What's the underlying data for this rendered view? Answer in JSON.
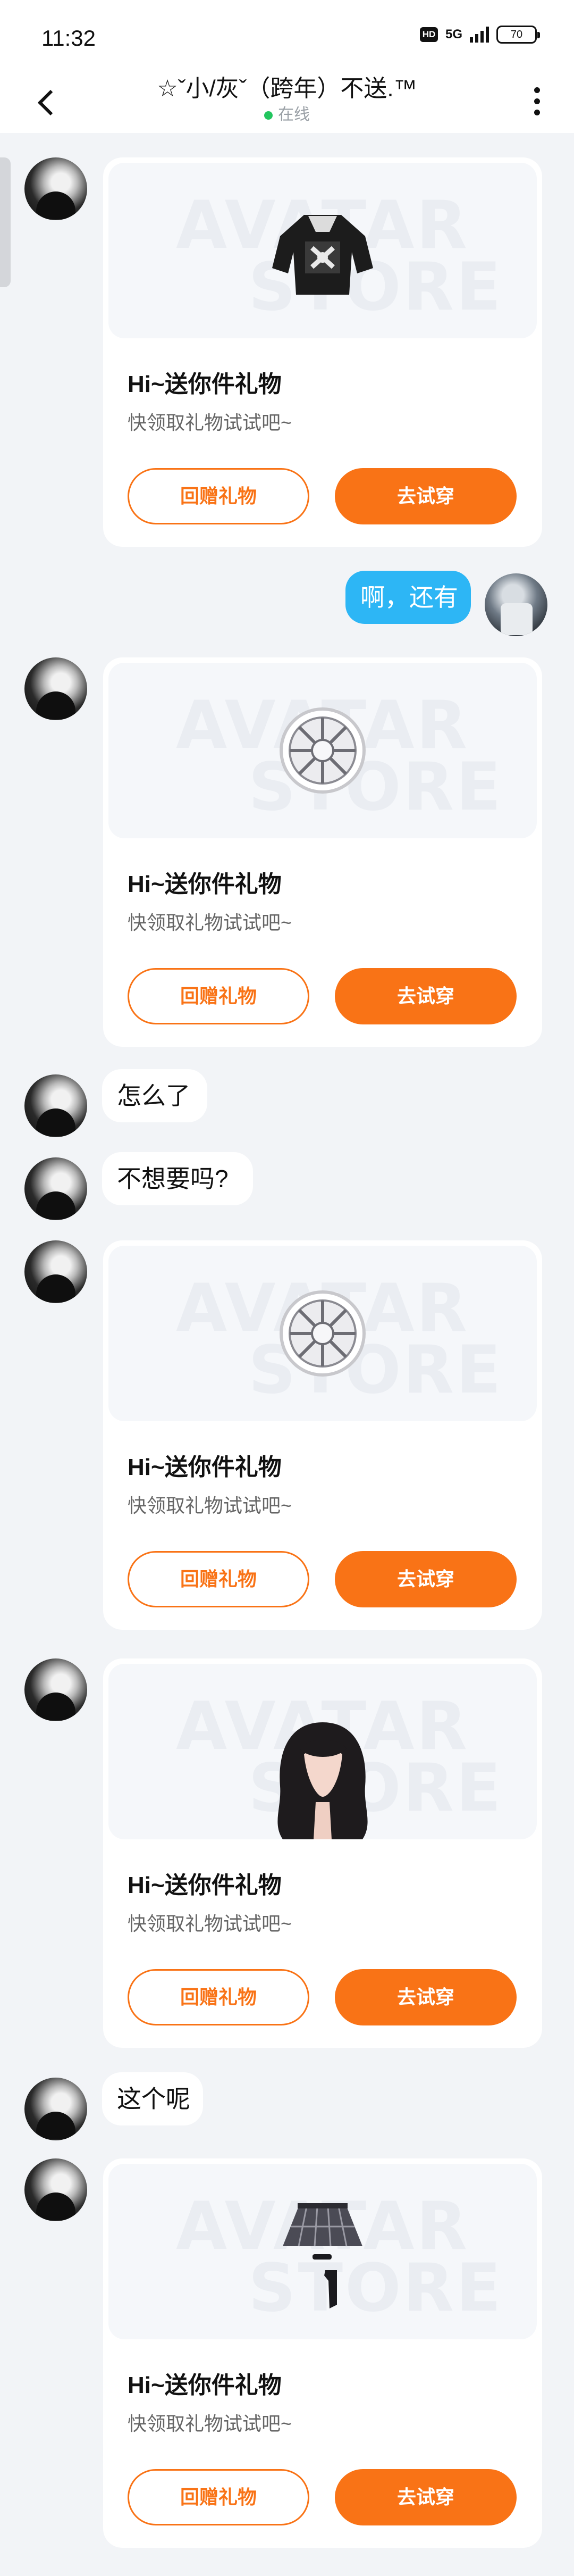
{
  "status_bar": {
    "time": "11:32",
    "hd": "HD",
    "network": "5G",
    "battery": "70"
  },
  "header": {
    "title": "☆ˇ小/灰ˇ（跨年）不送.™",
    "status": "在线"
  },
  "gift_card": {
    "title": "Hi~送你件礼物",
    "subtitle": "快领取礼物试试吧~",
    "return_label": "回赠礼物",
    "try_label": "去试穿",
    "watermark_1": "AVATAR",
    "watermark_2": "STORE"
  },
  "messages": {
    "m2": "啊，还有",
    "m4": "怎么了",
    "m5": "不想要吗?",
    "m8": "这个呢"
  },
  "colors": {
    "accent": "#f97316",
    "self_bubble": "#2db6f5",
    "online": "#22c55e"
  }
}
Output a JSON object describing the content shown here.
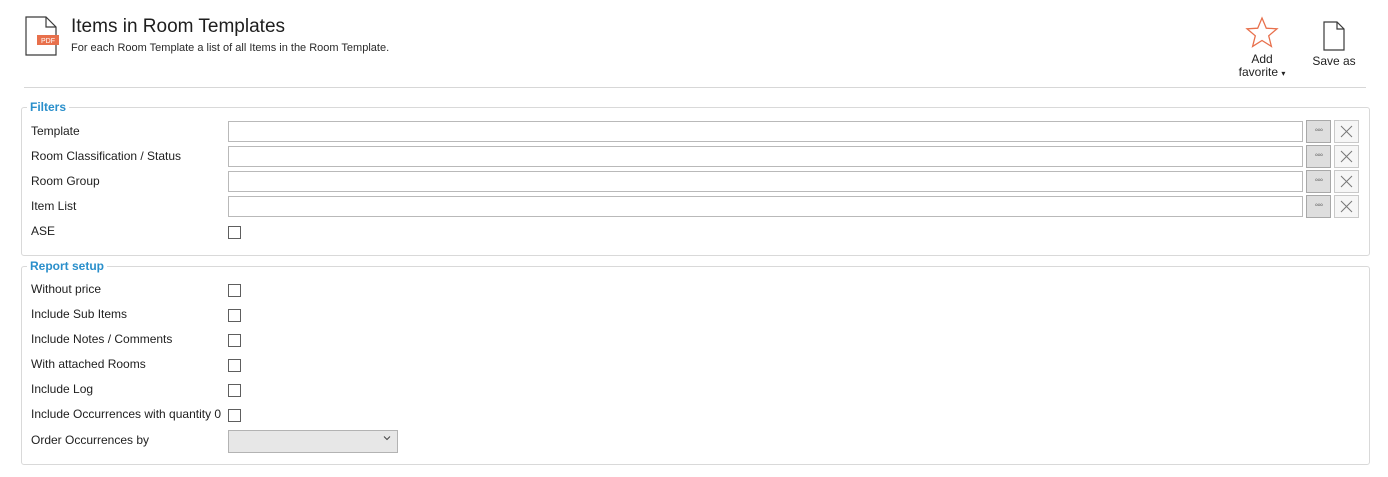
{
  "header": {
    "title": "Items in Room Templates",
    "subtitle": "For each Room Template a list of all Items in the Room Template.",
    "pdf_label": "PDF",
    "add_favorite_line1": "Add",
    "add_favorite_line2": "favorite",
    "save_as_label": "Save as"
  },
  "filters": {
    "title": "Filters",
    "fields": [
      {
        "label": "Template",
        "value": ""
      },
      {
        "label": "Room Classification / Status",
        "value": ""
      },
      {
        "label": "Room Group",
        "value": ""
      },
      {
        "label": "Item List",
        "value": ""
      }
    ],
    "ase": {
      "label": "ASE",
      "checked": false
    }
  },
  "report_setup": {
    "title": "Report setup",
    "options": [
      {
        "label": "Without price",
        "checked": false
      },
      {
        "label": "Include Sub Items",
        "checked": false
      },
      {
        "label": "Include Notes / Comments",
        "checked": false
      },
      {
        "label": "With attached Rooms",
        "checked": false
      },
      {
        "label": "Include Log",
        "checked": false
      },
      {
        "label": "Include Occurrences with quantity 0",
        "checked": false
      }
    ],
    "order_by": {
      "label": "Order Occurrences by",
      "value": ""
    }
  },
  "icons": {
    "pdf": "pdf-file-icon",
    "favorite": "star-outline-icon",
    "save": "document-icon",
    "browse": "ellipsis-icon",
    "clear": "close-icon",
    "dropdown": "chevron-down-icon"
  },
  "colors": {
    "accent": "#2a8fcb",
    "star": "#e8704c",
    "pdf_badge": "#e8704c"
  }
}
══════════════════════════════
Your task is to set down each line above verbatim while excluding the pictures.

What's the underlying data for this rendered view? Answer in JSON.
{
  "status_bar": {
    "time": "11:32",
    "hd": "HD",
    "network": "5G",
    "battery": "70"
  },
  "header": {
    "title": "☆ˇ小/灰ˇ（跨年）不送.™",
    "status": "在线"
  },
  "gift_card": {
    "title": "Hi~送你件礼物",
    "subtitle": "快领取礼物试试吧~",
    "return_label": "回赠礼物",
    "try_label": "去试穿",
    "watermark_1": "AVATAR",
    "watermark_2": "STORE"
  },
  "messages": {
    "m2": "啊，还有",
    "m4": "怎么了",
    "m5": "不想要吗?",
    "m8": "这个呢"
  },
  "colors": {
    "accent": "#f97316",
    "self_bubble": "#2db6f5",
    "online": "#22c55e"
  }
}
Output a JSON object describing the content shown here.
{
  "header": {
    "title": "Items in Room Templates",
    "subtitle": "For each Room Template a list of all Items in the Room Template.",
    "pdf_label": "PDF",
    "add_favorite_line1": "Add",
    "add_favorite_line2": "favorite",
    "save_as_label": "Save as"
  },
  "filters": {
    "title": "Filters",
    "fields": [
      {
        "label": "Template",
        "value": ""
      },
      {
        "label": "Room Classification / Status",
        "value": ""
      },
      {
        "label": "Room Group",
        "value": ""
      },
      {
        "label": "Item List",
        "value": ""
      }
    ],
    "ase": {
      "label": "ASE",
      "checked": false
    }
  },
  "report_setup": {
    "title": "Report setup",
    "options": [
      {
        "label": "Without price",
        "checked": false
      },
      {
        "label": "Include Sub Items",
        "checked": false
      },
      {
        "label": "Include Notes / Comments",
        "checked": false
      },
      {
        "label": "With attached Rooms",
        "checked": false
      },
      {
        "label": "Include Log",
        "checked": false
      },
      {
        "label": "Include Occurrences with quantity 0",
        "checked": false
      }
    ],
    "order_by": {
      "label": "Order Occurrences by",
      "value": ""
    }
  },
  "icons": {
    "pdf": "pdf-file-icon",
    "favorite": "star-outline-icon",
    "save": "document-icon",
    "browse": "ellipsis-icon",
    "clear": "close-icon",
    "dropdown": "chevron-down-icon"
  },
  "colors": {
    "accent": "#2a8fcb",
    "star": "#e8704c",
    "pdf_badge": "#e8704c"
  }
}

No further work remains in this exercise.